EXERCISE INSTRUCTIONS
Print again, word for word, all of the records below, and leave the pictures out.

[Dataset rows describing interfaces]
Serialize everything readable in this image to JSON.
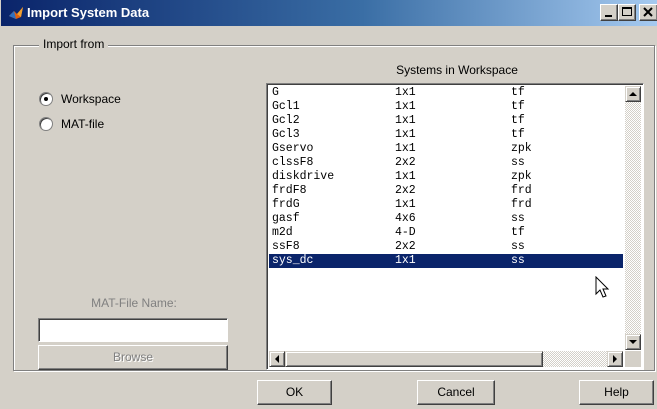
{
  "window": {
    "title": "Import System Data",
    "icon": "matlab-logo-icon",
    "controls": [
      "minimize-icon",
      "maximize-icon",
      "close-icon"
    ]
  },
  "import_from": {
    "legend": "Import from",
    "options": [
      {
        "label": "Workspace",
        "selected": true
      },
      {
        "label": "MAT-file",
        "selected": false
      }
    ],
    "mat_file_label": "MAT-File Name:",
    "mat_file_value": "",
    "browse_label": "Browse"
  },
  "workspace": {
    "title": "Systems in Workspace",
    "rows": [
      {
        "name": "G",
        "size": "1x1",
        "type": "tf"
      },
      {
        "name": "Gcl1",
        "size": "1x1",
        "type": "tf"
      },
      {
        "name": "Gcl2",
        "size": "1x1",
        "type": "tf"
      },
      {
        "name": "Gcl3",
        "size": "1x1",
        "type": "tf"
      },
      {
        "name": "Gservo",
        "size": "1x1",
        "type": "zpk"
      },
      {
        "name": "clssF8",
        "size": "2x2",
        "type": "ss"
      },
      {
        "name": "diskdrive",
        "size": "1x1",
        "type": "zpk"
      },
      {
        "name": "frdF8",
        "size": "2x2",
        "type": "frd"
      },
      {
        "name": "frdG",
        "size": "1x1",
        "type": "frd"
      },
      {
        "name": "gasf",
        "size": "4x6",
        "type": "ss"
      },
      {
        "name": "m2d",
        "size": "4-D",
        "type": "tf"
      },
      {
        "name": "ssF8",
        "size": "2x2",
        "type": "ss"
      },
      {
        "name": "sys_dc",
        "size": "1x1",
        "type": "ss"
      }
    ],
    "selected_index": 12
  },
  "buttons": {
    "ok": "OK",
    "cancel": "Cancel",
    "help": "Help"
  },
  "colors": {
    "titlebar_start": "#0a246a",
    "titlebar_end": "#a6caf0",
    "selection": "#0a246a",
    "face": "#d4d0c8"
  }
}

SOLUTION TO THE PROBLEM
Serialize everything readable in this image to JSON.
{
  "window": {
    "title": "Import System Data",
    "icon": "matlab-logo-icon",
    "controls": [
      "minimize-icon",
      "maximize-icon",
      "close-icon"
    ]
  },
  "import_from": {
    "legend": "Import from",
    "options": [
      {
        "label": "Workspace",
        "selected": true
      },
      {
        "label": "MAT-file",
        "selected": false
      }
    ],
    "mat_file_label": "MAT-File Name:",
    "mat_file_value": "",
    "browse_label": "Browse"
  },
  "workspace": {
    "title": "Systems in Workspace",
    "rows": [
      {
        "name": "G",
        "size": "1x1",
        "type": "tf"
      },
      {
        "name": "Gcl1",
        "size": "1x1",
        "type": "tf"
      },
      {
        "name": "Gcl2",
        "size": "1x1",
        "type": "tf"
      },
      {
        "name": "Gcl3",
        "size": "1x1",
        "type": "tf"
      },
      {
        "name": "Gservo",
        "size": "1x1",
        "type": "zpk"
      },
      {
        "name": "clssF8",
        "size": "2x2",
        "type": "ss"
      },
      {
        "name": "diskdrive",
        "size": "1x1",
        "type": "zpk"
      },
      {
        "name": "frdF8",
        "size": "2x2",
        "type": "frd"
      },
      {
        "name": "frdG",
        "size": "1x1",
        "type": "frd"
      },
      {
        "name": "gasf",
        "size": "4x6",
        "type": "ss"
      },
      {
        "name": "m2d",
        "size": "4-D",
        "type": "tf"
      },
      {
        "name": "ssF8",
        "size": "2x2",
        "type": "ss"
      },
      {
        "name": "sys_dc",
        "size": "1x1",
        "type": "ss"
      }
    ],
    "selected_index": 12
  },
  "buttons": {
    "ok": "OK",
    "cancel": "Cancel",
    "help": "Help"
  },
  "colors": {
    "titlebar_start": "#0a246a",
    "titlebar_end": "#a6caf0",
    "selection": "#0a246a",
    "face": "#d4d0c8"
  }
}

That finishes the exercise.